Looking at the phases showcases EMDR therapy’s effectiveness for digging into those difficult-to-reach pieces of the self.

Benefits of EMDR Therapy for PTSD and Other Disorders

EMDR has been beneficial for addressing difficult-to-reach symptoms found in PTSD and other conditions. One of the difficulties of treating trauma is the level of distress that comes with trying to process those painful experiences. However, EMDR therapy creates a safe space where you can address those distressing memories with less stress.

Moreover, the faster pace of EMDR can help you break through difficult experiences and see positive results with less frustration when you hit roadblocks. Furthermore, EMDR therapy has expanded beyond PTSD to support other conditions as well. Listed below are some of the other disorders and conditions EMDR therapy can be used to treat:

  • Depression
  • Anxiety disorders: Including generalized anxiety disorder (GAD), social anxiety disorder (SAD), panic disorder (PD)
  • Chronic stress
  • Obsessive-compulsive disorder (OCD)
  • Chronic pain
  • Eating disorders: Including anorexia nervosa and bulimia nervosa
  • Personality disorders: Including borderline personality disorder (BPD) and antisocial personality disorder (ASPD)
  • Dissociative disorders: Including depersonalization-derealization disorder (DDD) and dissociative identity disorder (DID)

The number of other disorders and conditions EMDR therapy can treat showcases that EMDR can be supportive whether trauma is or is not a strong factor in your distress. As pointed out in another article from Frontier in Psychology, EMDR has been particularly positive for pain, anxiety, mood, and stress. The use of EMDR in other disorders like anxiety and depression speaks to a common mechanism across disorders.

At the core of the work in EMDR therapy is identifying targets for distressing memories. Whether your dysfunctionally stored memories are from the past, remembered present, or prospective memory failures, EMDR can help you recognize and process distressing, memories, thoughts, and emotions. Understanding the core of EMDR therapy highlights its value as a support tool that can be used in conjunction with other holistic modalities.

Supporting Holistic Healing With Integration at The Guest House

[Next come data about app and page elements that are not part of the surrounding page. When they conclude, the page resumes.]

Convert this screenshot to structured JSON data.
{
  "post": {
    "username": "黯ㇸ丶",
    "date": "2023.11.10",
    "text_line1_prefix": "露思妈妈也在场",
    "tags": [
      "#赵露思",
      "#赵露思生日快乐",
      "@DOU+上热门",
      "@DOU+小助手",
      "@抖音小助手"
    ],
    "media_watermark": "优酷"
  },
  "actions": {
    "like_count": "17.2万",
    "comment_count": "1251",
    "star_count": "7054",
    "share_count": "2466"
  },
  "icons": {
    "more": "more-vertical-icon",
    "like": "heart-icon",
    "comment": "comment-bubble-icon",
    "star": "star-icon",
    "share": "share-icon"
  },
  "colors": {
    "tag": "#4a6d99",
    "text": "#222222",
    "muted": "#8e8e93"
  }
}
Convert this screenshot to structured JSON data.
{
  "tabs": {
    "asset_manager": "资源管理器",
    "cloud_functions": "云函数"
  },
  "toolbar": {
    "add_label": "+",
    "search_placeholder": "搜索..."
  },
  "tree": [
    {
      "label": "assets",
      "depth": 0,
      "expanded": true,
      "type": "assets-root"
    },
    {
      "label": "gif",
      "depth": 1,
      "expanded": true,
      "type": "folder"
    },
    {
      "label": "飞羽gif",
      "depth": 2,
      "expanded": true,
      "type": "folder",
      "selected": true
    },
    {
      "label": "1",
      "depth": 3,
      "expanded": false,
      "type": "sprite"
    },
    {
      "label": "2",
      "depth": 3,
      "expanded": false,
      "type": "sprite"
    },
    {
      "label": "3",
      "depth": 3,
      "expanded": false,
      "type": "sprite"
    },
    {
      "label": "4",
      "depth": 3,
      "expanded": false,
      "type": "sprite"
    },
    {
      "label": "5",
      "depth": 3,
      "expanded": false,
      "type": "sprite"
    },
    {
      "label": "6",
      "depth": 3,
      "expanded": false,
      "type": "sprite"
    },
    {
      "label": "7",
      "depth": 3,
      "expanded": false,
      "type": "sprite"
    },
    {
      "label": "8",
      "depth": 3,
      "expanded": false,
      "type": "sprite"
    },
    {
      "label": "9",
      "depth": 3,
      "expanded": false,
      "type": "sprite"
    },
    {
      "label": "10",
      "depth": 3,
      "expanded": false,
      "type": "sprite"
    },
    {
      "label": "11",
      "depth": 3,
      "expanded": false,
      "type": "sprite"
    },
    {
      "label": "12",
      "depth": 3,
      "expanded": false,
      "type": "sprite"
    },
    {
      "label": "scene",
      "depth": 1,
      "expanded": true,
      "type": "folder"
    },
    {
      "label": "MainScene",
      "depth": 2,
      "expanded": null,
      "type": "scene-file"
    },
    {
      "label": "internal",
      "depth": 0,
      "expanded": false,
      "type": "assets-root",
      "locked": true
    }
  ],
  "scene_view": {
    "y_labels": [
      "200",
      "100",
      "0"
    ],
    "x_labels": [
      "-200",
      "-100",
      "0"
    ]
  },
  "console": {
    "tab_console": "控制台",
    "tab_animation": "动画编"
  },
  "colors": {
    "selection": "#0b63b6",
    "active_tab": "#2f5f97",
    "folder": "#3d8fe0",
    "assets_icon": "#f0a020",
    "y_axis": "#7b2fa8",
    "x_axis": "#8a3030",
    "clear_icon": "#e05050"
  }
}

In particular, EMDR can work effectively with holistic modalities like somatic experiencing (SE) and attachment work to treat trauma. At its core, SE recognizes that trauma can get stuck in the body. Therefore, SE focuses on using techniques to support bodily awareness of the physical sensations of struck trauma. Together SE and EMDR can incorporate each other’s tools like guided imagery and sensation to address physical and cognitive symptoms of distress.

Further, EMDR and attachment-focused work can utilize phase 2 of EMDR to treat attachment trauma. Together, EMDR and attachment-focused therapy can address the attachment deficits that impede tolerance for reprocessing traumatic memories. By fostering the therapeutic alliance in phase 2 of EMDR, you can increase healthy interactions in your attachment relationships to heal. Therefore, at The Guest House, we are committed to providing a wide range of therapeutic modalities to meet you where you are on your recovery journey. There is no one right way to heal, so you deserve access to a variety of holistic tools to support your specific needs to thrive in recovery.

Trauma often manifests itself as physical sensations and self-defeating behaviors born from maladaptive strategies formed in dysfunctionally stored traumatic memories. However, therapeutic modalities like EMDR therapy can support reprocessing trauma and recovery with rapid eye movement and replacing negative self-beliefs related to the trauma with positive self-beliefs. By working through the eight phases of EMDR, you can build the coping skills and adaptive strategies you need to resolve trauma and lead a fulfilling life. Therefore, at The Guest House, we are committed to providing a wide range of therapeutic modalities like SE and attachment work that can be used in conjunction with EMDR to address your specific needs for healing. Call us at (855) 483-7800 to learn more today.